FRAN ABRAHAMS: But surely what we’re getting here is a suspicion that companies are being used as vehicles for tax avoidance.
JOHN BRAZIER: I think you’re absolutely right. There can be suspicion, because people don’t understand. But I would just ask the general public to think very carefully. We musn’t build up a story here that suggests that these people are tax avoiders. This is absolutely not the case. There’s a tremendous amount of work being done by these people assisting companies and assisting Government up and down the country.
FRAN ABRAHAMS: We’ve seen examples where local authorities taking somebody on as an Interim Chief Executive. Three years later they’re still there, and they’re still being paid through their own company.
JOHN BRAZIER: Yes. I think there are some borderline cases. There are some contracts and some industries where by their very nature they would be more long term. Now you can take a view that somebody on a three year contract could equally be paid on a PAYE basis.
FRAN ABRAHAMS: You say some of these cases are borderline. If you’re a Chief Executive, you’re a Chief Executive. That’s an office, isn’t it?
JOHN BRAZIER: Yes it is. And I think there are some areas I think, if you’re a Chief Executive or a Managing Director of a company, unless you’ve gone in on an interim basis to cover some sort of crisis for example, that to my mind would normally be, under normal circumstances, would be a generally speaking an employed opportunity. Yes. Absolutely. (LIVE)
FRAN ABRAHAMS: But there have been questions about the use of Personal Services Companies in a wide variety of organisations. There’ve been similar arrangements in Hospital Trusts and Quangos too. And the Government has been expressing concern. Later this month, the Chief Secretary to the Treasury, Danny Alexander, is going to report to MPs on why some civil servants are paid through private companies, a review which followed the revelations about the Student Loan Company. And the Government’s also planning to announce in the Budget that there’ll be a new law to tackle the most egregious tax avoidance schemes. .. The Treasury Minister David Gauke said in a statement that the Government was devoting extra resources to collecting tax.

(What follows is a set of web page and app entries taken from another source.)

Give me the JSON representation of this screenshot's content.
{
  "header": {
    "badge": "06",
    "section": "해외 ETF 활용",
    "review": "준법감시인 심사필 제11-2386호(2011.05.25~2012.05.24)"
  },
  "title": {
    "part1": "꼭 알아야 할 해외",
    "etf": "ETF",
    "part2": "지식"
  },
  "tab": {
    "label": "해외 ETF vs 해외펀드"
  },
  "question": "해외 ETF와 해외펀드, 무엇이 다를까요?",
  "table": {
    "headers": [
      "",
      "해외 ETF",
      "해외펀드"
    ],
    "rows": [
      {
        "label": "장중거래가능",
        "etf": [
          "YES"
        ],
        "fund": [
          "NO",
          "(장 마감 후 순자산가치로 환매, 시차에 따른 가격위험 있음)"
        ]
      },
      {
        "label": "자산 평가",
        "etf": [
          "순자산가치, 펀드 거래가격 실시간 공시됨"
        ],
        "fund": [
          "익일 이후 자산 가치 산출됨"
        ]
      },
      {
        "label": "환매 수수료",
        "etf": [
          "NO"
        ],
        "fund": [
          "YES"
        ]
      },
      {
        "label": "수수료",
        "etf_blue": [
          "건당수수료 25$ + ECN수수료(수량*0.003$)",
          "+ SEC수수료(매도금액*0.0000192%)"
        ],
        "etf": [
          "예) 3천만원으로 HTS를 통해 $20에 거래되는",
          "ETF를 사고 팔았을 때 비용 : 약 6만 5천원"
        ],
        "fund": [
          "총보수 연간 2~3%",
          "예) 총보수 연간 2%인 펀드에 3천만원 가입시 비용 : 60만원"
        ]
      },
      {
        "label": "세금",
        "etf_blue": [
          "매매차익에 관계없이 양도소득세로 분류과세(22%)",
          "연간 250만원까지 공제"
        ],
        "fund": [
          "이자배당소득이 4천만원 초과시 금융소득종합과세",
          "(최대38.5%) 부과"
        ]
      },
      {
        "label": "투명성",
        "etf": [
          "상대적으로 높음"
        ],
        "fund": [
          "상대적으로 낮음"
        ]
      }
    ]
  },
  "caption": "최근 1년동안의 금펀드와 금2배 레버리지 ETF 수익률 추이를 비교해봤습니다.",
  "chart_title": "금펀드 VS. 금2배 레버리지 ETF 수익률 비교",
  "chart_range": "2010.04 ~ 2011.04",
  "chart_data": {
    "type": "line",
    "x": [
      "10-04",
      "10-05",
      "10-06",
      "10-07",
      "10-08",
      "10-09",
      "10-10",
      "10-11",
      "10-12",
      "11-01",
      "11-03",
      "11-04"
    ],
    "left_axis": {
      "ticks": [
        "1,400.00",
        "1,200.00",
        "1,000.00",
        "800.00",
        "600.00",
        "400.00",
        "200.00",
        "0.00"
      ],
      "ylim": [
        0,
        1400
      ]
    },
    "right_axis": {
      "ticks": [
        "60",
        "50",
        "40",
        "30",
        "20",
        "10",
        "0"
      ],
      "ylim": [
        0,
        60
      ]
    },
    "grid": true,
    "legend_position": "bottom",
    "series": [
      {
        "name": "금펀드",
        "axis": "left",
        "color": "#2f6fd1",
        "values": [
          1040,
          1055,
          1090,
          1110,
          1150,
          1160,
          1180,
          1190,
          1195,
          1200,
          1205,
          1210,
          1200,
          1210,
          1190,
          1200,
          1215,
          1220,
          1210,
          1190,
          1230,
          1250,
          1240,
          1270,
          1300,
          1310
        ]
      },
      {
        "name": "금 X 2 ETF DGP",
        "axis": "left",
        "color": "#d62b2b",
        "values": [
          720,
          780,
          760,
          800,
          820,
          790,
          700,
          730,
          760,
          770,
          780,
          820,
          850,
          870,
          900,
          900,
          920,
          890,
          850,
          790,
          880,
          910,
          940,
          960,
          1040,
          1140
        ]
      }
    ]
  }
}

VOICED: “The Government has invested an extra £900 million in HM Revenue and Customs to take action against those who don’t comply with the rules, a move that we expect to bring in an extra £7 billion a year in revenue by the end of the parliament. With 200 new criminal investigators already recruited, we anticipate that they will help deliver 1000 additional prosecutions by 2015.”